VOX POP: ANDREW SCHEPS
Paul Tingen asks the world’s leading studio practitioners to elaborate on what has changed for them since 1998, homing in on the pieces of gear they consider to have been game changers, and the working methods they use today, which they didn’t in 1998.
Scheps: “In 1998 I was transitioning to going fully in-the-box. Then, when I was working with the Chili Peppers on Stadium Arcadium during 2005 we decided to record and mix entirely on analogue using a Neve. This informed my decision to buy a Neve 8068 console and to return to mixing outside the box. But last summer I went back to working in-the-box. The reason was that I was offered a project to mix just after I had done one of the Mix With The Masters seminars at La Fabrique studios in the south of France. I was still in France, and had the choice of hiring a studio or doing the mixes on my laptop, using the UAD box. I did the first mix on speakers I borrowed from La Fabrique, but I then mixed the rest on headphones, I think they were the Sony MDR7506s. So it wasn’t a sonic decision, but I rediscovered I actually really like working in-the-box. It’s really cool from a creative point of view. It’s great to be able to work on three or four songs at the same time, and also, even when people say they understand what it means to mix on a console, they’ll still call me a week later and will ask for detailed mix changes. So I thought I’d work in-the-box or on my desk depending on the project.
“I actually spent some time talking with Tchad Blake about working in-the-box, and realised that if he, the ultimate analogue effects guy, can do it, then I don’t have any excuses. I have in recent months mixed many albums in-the-box, including by Ziggy Marley and Rodrigo y Gabriela, and I think they sound amazing. The good part is they sound like I mixed them. I’m setting up my in-the-box mixes to emulate the way I used to do them on the console. I am sometimes exactly recreating my hardware chains with plug-ins. It’s really stupid: all the faders on my desks are down, and the laptop is just sitting on top. I still have a bunch of outboard patched into my Avid HD I/O, most importantly a pair of Universal Audio 1176s, the Aphex 204, and the Moog Analogue Series 500 delay, but mostly on stuff I don’t need to do recalls on. I only use a single-fader controller, the Frontier Designs Alpha Track, because I don’t like the new controllers, I can’t tell quickly enough what tracks I’m looking at. I use that one fader for all my rides because I don’t like using a mouse for the automation. I still like to ride each instrument as a performance, as I used to do on the desk. But for the rest it’s all keyboard and mouse. I thought it’d be a difficult transition, but it turns out that it wasn’t.
“Regarding the three most important new developments in gear, the progression of ProTools has to be one of them. I can’t point to one particular revision that really made the difference. It’s just continually been getting better and more powerful. The Aphex 204 Aural Exciter and Big Bottom came out 10 or so years ago, and it’s absolute magic, particularly on the toms.

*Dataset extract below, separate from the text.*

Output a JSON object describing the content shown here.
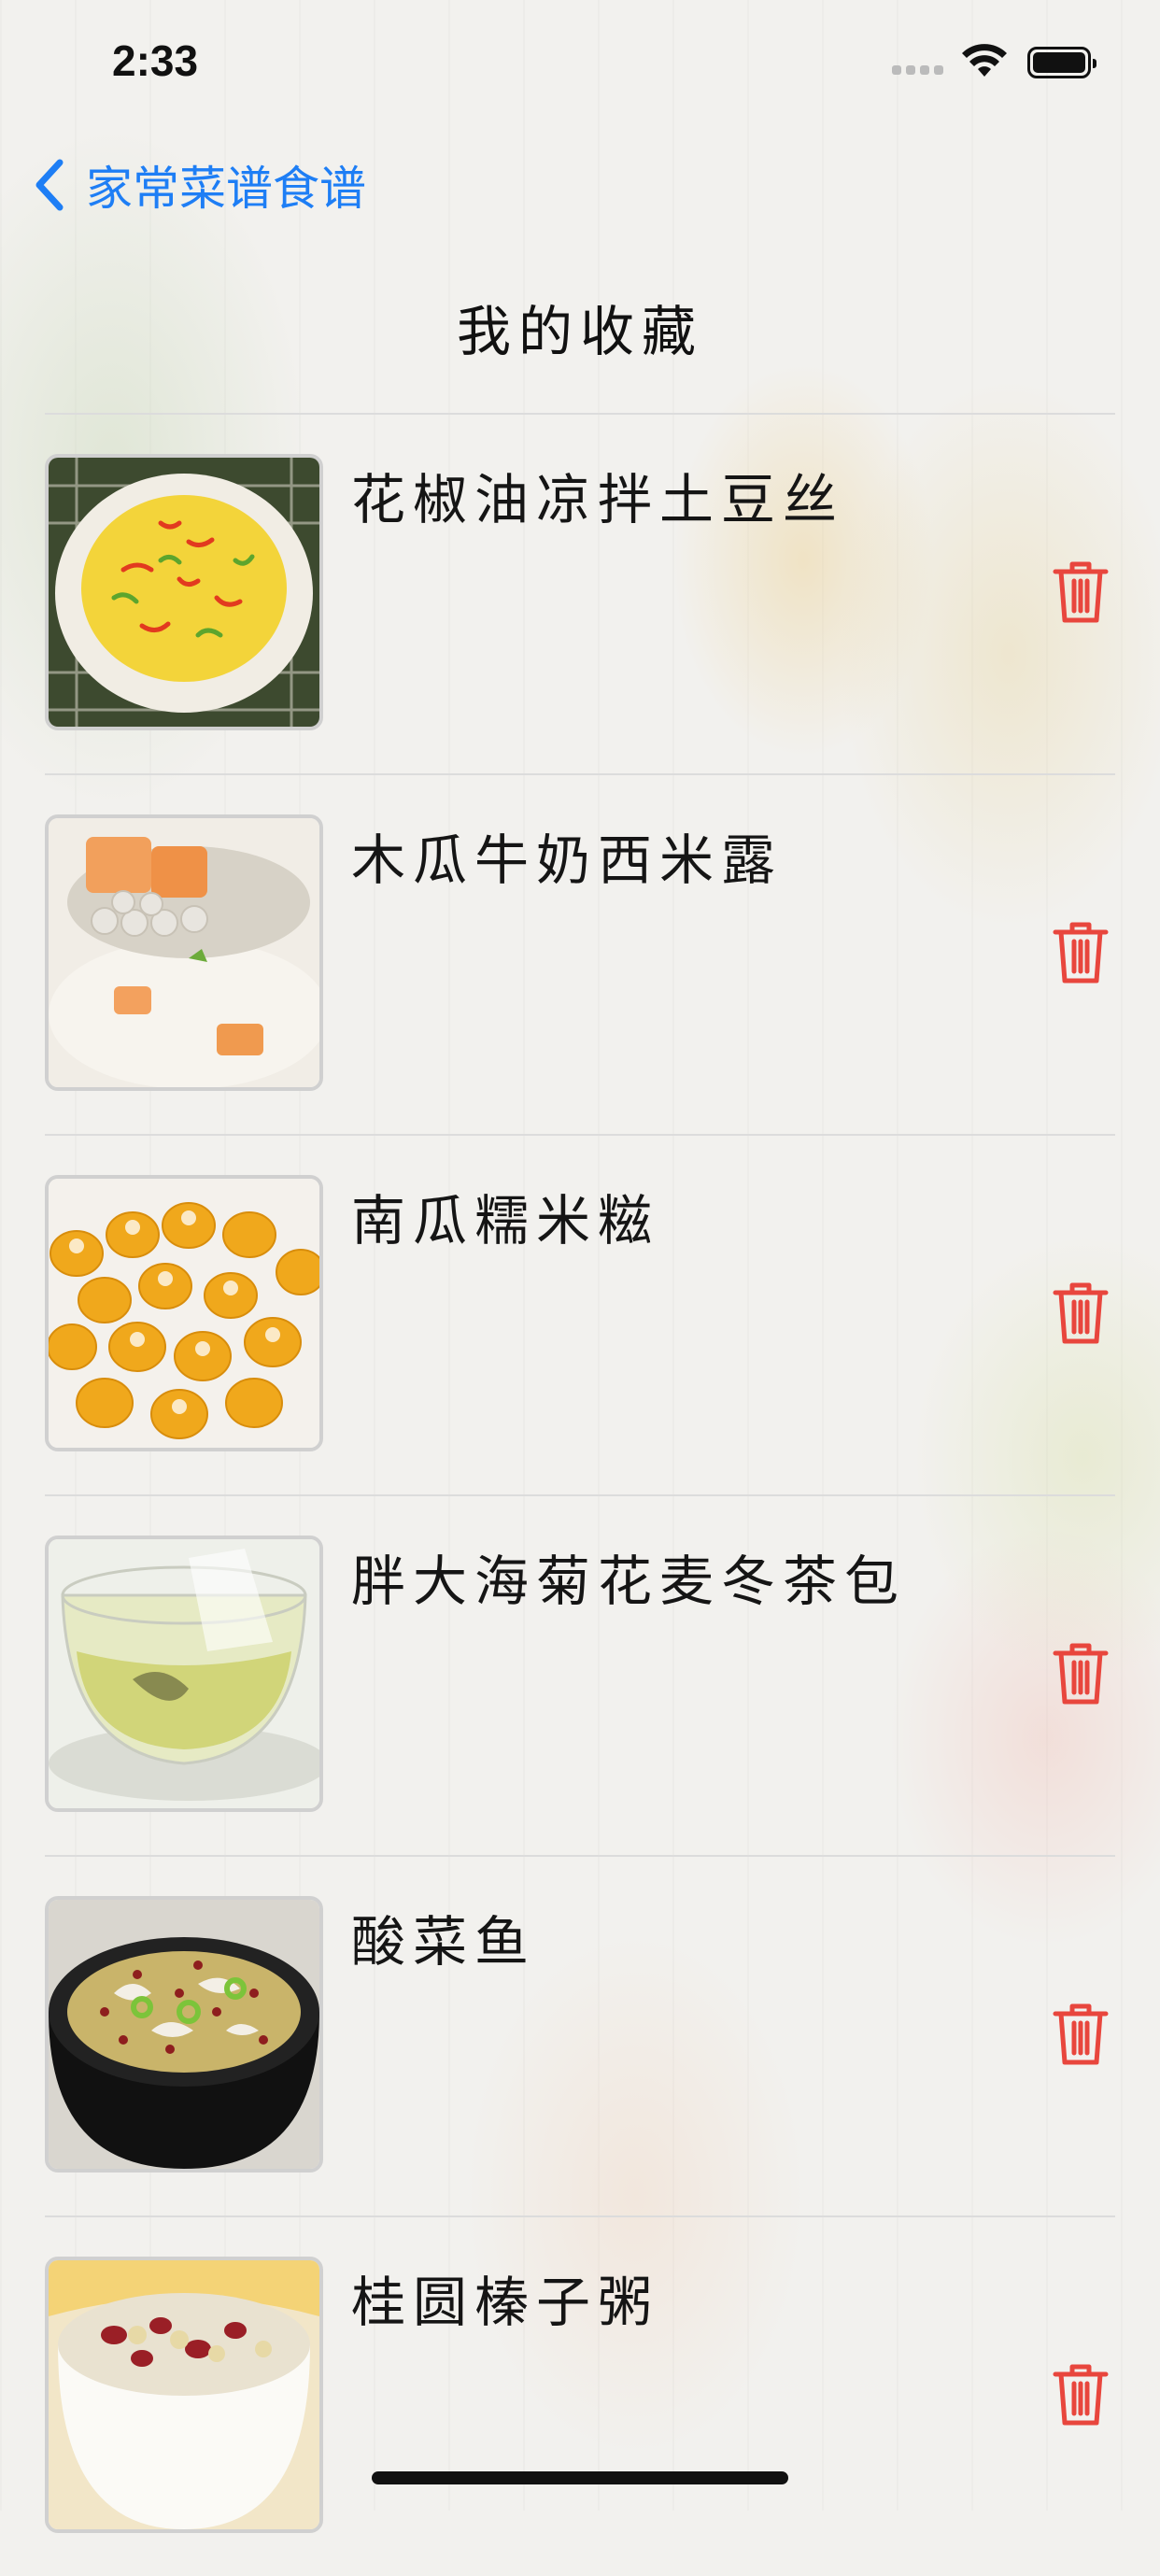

Nothing else comes even close and the plug-ins that are supposed to do the same thing don’t sound anything like it. It does this one really specific, weird thing.
“The Eurorack modular format is also really great, because so many companies are making so many crazy processing devices for it that I now have a 30 space rack full of modules that allow me to do anything I want to do, manual phasing, wave folding, crazy filters, whatever.
It has rekindled my interest in exploring sound for sound’s sake. As for new working methods, I have gone much further with parallel mixing than I did in 1998. Today parallel compression is at the core of almost everything I do. I almost never use an insert anymore, except for basic EQ. I add excitement in a mix by using lots of different combinations of parallel compression.”
GAME CHANGERS: PRO TOOLS IMPROVEMENTS, APHEX 204, EURORACK MODULAR FORMAT